### The problem
Run through the data and copy out every line that mentions the word "true".

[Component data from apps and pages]
"""

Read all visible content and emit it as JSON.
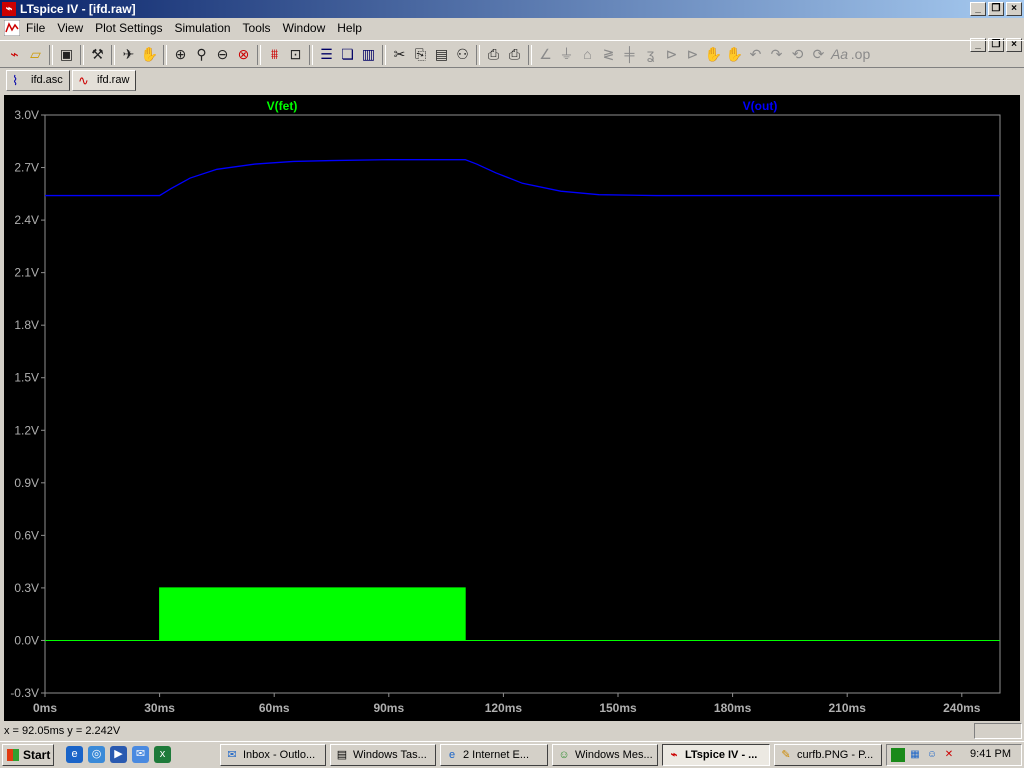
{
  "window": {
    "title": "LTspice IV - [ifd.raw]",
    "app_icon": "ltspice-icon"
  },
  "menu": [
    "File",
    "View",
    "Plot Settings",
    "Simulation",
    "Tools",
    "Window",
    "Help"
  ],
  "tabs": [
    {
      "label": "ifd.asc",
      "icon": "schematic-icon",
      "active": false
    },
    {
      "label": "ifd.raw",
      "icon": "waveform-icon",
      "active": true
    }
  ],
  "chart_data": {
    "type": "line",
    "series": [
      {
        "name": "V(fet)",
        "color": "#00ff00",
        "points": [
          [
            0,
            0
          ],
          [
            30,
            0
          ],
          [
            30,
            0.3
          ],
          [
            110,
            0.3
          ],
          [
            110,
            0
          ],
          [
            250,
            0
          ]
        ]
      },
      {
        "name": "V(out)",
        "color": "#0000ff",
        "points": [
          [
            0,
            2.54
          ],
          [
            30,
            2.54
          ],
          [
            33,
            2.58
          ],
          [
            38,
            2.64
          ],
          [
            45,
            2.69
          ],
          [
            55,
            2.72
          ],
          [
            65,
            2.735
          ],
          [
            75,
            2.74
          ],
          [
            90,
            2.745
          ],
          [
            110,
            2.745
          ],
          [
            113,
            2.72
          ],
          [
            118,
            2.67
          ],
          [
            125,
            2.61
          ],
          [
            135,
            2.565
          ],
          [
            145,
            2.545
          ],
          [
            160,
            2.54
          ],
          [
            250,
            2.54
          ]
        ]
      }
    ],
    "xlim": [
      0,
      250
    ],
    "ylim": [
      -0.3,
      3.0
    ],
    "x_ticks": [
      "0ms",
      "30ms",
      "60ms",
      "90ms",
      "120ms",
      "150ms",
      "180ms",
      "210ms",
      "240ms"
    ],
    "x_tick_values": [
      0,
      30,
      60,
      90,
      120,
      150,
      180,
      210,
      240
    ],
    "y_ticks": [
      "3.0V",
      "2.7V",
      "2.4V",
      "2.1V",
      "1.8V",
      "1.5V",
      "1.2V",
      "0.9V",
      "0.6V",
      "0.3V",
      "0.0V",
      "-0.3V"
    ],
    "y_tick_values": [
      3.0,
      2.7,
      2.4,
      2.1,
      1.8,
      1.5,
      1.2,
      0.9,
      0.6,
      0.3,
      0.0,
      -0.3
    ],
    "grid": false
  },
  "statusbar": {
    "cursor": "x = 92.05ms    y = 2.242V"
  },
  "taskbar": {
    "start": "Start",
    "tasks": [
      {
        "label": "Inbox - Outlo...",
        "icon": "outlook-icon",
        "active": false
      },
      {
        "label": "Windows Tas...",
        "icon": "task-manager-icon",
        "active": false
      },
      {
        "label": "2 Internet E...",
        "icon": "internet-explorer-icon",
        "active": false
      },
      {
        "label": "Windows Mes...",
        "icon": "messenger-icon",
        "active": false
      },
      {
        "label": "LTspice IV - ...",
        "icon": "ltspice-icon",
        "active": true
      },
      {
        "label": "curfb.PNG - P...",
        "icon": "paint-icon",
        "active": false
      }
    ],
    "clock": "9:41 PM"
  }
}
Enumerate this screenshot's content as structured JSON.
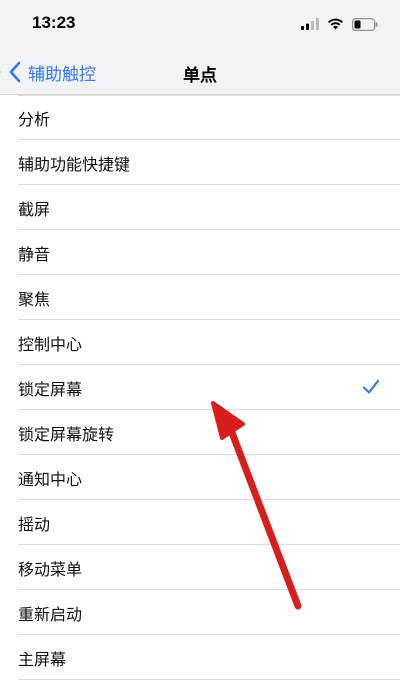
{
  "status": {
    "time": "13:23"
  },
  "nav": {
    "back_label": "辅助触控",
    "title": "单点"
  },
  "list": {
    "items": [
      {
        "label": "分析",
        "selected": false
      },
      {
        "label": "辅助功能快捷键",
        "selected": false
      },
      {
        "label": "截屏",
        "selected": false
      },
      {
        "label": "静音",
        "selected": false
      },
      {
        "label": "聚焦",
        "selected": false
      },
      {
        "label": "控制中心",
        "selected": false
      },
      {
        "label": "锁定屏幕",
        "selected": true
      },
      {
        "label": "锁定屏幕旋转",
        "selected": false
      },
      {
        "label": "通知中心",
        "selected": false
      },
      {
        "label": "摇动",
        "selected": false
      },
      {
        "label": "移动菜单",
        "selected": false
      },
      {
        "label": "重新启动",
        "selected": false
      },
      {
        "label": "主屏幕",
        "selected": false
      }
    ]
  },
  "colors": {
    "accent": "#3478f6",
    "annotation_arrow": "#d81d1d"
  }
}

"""

### Solution below
      "active": true
        "active": true
        "selected": true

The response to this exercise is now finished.